„I want to acclaim the day when America is the most eminent of the shipping nations. A big navy and a big merchant marine are necessary to the future of the country... The United States, before the war, never seriously contested and had no thought of contesting Great Britain’s dominance in shipping, but since, as an incident of the war, we installed a huge shipbuilding plant and became the owners of what was, for us, an unprecedented quantity of tonnage, we have come to be ambitious in this field. If the aggregate mind of our business world were distilled, it would probably be found, consciously or unconsciously, that we now have a national ambition to contest Great Britain’s shipping dominance.
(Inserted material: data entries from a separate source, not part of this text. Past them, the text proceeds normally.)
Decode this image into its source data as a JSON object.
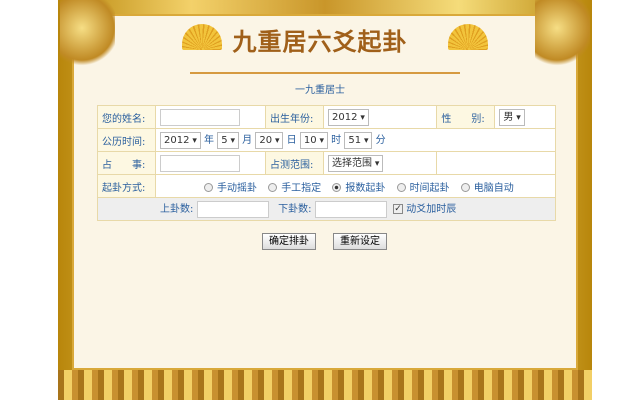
{
  "title": "九重居六爻起卦",
  "subtitle": "一九重居士",
  "form": {
    "name_label": "您的姓名:",
    "birth_year_label": "出生年份:",
    "birth_year": "2012",
    "gender_label": "性　　别:",
    "gender": "男",
    "time_label": "公历时间:",
    "year": "2012",
    "year_unit": "年",
    "month": "5",
    "month_unit": "月",
    "day": "20",
    "day_unit": "日",
    "hour": "10",
    "hour_unit": "时",
    "minute": "51",
    "minute_unit": "分",
    "matter_label": "占　　事:",
    "range_label": "占测范围:",
    "range": "选择范围",
    "method_label": "起卦方式:",
    "methods": [
      "手动摇卦",
      "手工指定",
      "报数起卦",
      "时间起卦",
      "电脑自动"
    ],
    "selected_method": "报数起卦",
    "upper_label": "上卦数:",
    "lower_label": "下卦数:",
    "moving_label": "动爻加时辰",
    "moving_checked": true
  },
  "buttons": {
    "submit": "确定排卦",
    "reset": "重新设定"
  }
}
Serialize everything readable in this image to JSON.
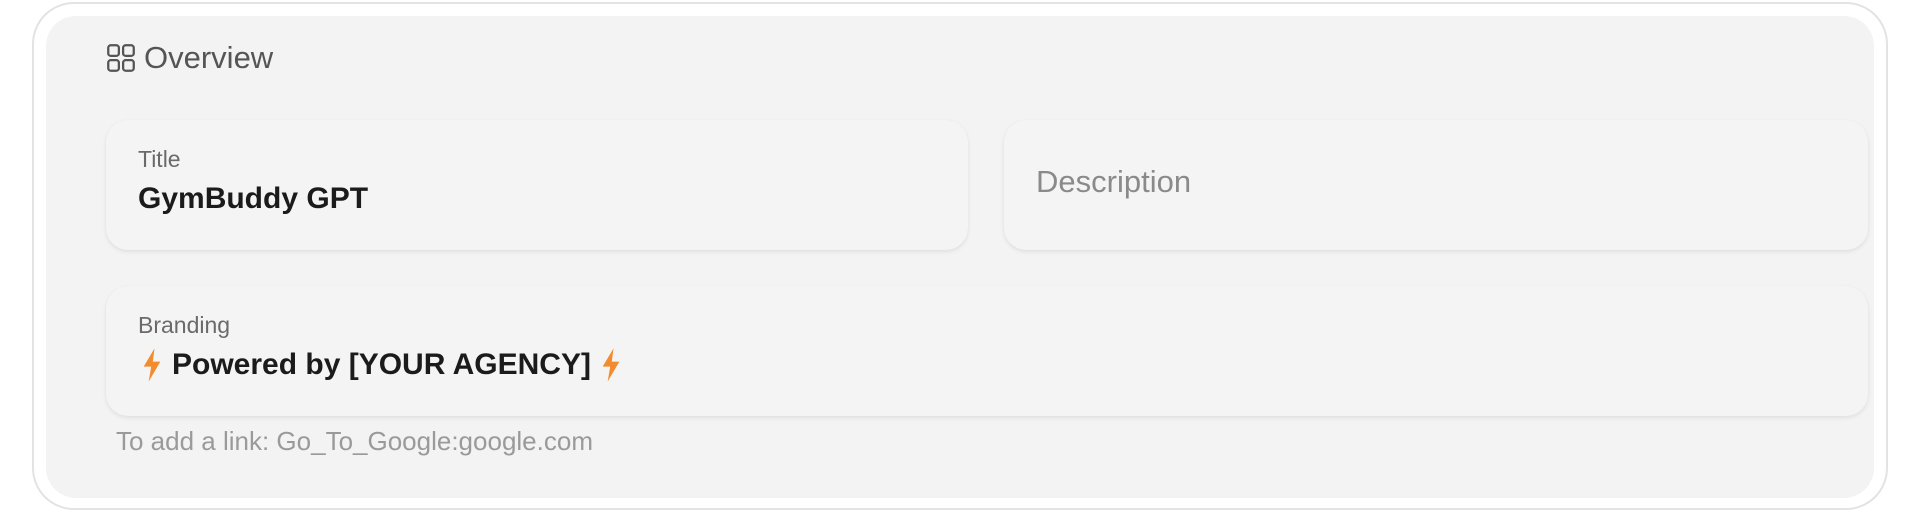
{
  "overview": {
    "heading": "Overview",
    "icon": "grid-icon"
  },
  "title_field": {
    "label": "Title",
    "value": "GymBuddy GPT"
  },
  "description_field": {
    "placeholder": "Description",
    "value": ""
  },
  "branding_field": {
    "label": "Branding",
    "value": "Powered by [YOUR AGENCY]",
    "prefix_icon": "lightning-bolt-icon",
    "suffix_icon": "lightning-bolt-icon",
    "icon_color": "#F28C2E"
  },
  "hint": {
    "text": "To add a link: Go_To_Google:google.com"
  }
}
If we are to achieve a position in shipping and foreign trade comparable with that which Great Britain has had for many generations, we can only do so through time, patience, and the building up of the reputation for commercial skill and integrity that makes Great Britain’s prestige in every part of Asia and Africa... We are witnessing and participating in one of those great incidents in world-history which occur only once in several centuries, and which will be a subject for poets and historians for generations to come.“
— Warren G. Harding American politician, 29th president of the United States (in office from 1921 to 1923) 1865 - 1923
Speech at Norfolk, Virginia (4 December 1920), quoted in The Times (6 December 1920), p. 17.